## TASK TO COMPLETE
Examine the records and identify each line that includes the string "JSON". Copy those lines.

[Element data from apps and pages]

.....

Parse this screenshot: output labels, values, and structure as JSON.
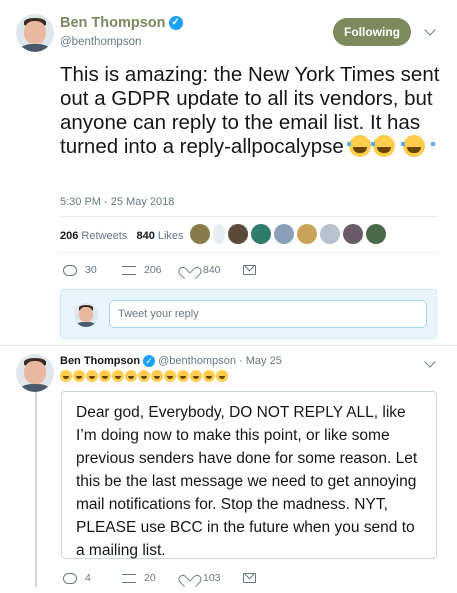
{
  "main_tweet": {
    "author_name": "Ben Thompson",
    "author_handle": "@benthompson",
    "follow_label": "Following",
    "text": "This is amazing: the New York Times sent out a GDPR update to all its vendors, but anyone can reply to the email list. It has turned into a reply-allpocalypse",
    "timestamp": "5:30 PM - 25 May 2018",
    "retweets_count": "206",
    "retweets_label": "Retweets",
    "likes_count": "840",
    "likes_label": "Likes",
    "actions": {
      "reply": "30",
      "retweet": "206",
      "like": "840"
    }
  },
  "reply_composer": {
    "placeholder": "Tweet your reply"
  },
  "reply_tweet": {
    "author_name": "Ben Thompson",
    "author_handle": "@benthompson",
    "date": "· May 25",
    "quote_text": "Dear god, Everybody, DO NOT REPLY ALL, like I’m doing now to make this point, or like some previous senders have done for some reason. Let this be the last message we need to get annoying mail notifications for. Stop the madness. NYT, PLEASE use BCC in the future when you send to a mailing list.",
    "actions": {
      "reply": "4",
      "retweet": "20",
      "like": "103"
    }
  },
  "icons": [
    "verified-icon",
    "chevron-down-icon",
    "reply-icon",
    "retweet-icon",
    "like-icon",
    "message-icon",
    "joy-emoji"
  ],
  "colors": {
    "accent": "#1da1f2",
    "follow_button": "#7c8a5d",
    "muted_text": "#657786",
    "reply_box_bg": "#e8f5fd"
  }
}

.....

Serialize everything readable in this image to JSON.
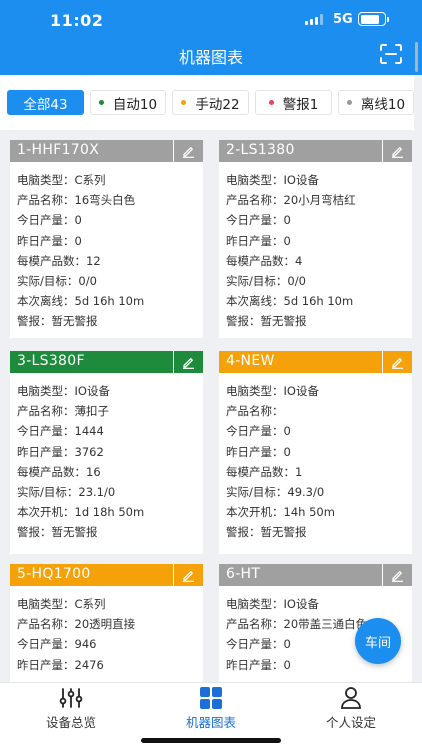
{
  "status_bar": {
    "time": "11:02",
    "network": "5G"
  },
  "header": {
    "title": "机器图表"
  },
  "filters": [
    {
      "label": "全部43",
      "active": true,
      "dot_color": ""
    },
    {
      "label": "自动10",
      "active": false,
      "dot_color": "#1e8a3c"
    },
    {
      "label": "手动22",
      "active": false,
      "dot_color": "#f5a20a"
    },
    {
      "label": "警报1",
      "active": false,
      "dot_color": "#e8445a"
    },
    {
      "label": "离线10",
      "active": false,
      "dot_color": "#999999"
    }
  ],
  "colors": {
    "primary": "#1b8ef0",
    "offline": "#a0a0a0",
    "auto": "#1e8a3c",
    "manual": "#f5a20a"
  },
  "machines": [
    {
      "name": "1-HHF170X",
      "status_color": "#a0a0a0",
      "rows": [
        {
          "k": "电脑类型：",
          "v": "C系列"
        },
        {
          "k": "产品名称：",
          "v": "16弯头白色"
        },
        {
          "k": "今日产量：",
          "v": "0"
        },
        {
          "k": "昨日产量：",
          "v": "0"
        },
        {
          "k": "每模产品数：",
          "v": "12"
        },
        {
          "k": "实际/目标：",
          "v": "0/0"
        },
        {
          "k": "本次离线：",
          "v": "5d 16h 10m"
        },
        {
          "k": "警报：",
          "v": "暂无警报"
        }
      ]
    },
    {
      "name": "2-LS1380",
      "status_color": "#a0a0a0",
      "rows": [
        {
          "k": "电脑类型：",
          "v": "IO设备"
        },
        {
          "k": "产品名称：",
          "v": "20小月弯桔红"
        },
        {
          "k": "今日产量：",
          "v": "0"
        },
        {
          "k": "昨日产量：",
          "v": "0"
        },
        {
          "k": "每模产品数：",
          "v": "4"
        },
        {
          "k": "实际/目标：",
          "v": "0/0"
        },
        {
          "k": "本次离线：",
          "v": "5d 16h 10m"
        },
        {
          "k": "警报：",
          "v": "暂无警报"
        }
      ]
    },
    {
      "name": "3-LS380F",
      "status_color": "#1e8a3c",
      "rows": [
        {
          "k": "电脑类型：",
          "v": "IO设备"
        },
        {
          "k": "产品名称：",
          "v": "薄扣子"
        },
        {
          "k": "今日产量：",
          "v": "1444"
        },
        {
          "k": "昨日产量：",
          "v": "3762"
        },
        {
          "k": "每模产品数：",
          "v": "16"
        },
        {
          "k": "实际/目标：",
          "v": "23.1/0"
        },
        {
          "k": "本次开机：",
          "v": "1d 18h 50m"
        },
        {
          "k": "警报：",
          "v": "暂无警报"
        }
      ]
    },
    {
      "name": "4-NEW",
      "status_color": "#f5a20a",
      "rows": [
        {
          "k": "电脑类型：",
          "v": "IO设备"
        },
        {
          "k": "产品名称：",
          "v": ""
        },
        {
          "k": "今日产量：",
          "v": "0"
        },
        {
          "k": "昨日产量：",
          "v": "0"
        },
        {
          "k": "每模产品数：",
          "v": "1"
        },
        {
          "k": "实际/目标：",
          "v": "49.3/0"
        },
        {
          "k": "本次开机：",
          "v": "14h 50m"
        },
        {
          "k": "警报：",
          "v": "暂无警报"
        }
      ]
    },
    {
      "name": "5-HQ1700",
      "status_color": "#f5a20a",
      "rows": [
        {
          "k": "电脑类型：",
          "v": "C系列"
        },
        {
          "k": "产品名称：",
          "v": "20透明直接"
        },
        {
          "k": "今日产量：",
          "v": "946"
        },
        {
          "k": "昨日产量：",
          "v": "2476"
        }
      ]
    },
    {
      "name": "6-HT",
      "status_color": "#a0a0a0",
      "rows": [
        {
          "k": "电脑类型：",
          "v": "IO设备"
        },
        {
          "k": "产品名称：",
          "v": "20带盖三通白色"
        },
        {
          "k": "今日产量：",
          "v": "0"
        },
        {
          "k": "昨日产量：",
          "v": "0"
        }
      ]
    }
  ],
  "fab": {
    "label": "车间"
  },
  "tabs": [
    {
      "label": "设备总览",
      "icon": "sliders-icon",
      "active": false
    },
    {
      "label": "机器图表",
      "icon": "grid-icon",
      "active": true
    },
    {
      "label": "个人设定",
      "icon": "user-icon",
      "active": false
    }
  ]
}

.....

## YOUR SOLUTION
Parse this screenshot: output labels, values, and structure as JSON.
Serialize everything readable in this image to JSON.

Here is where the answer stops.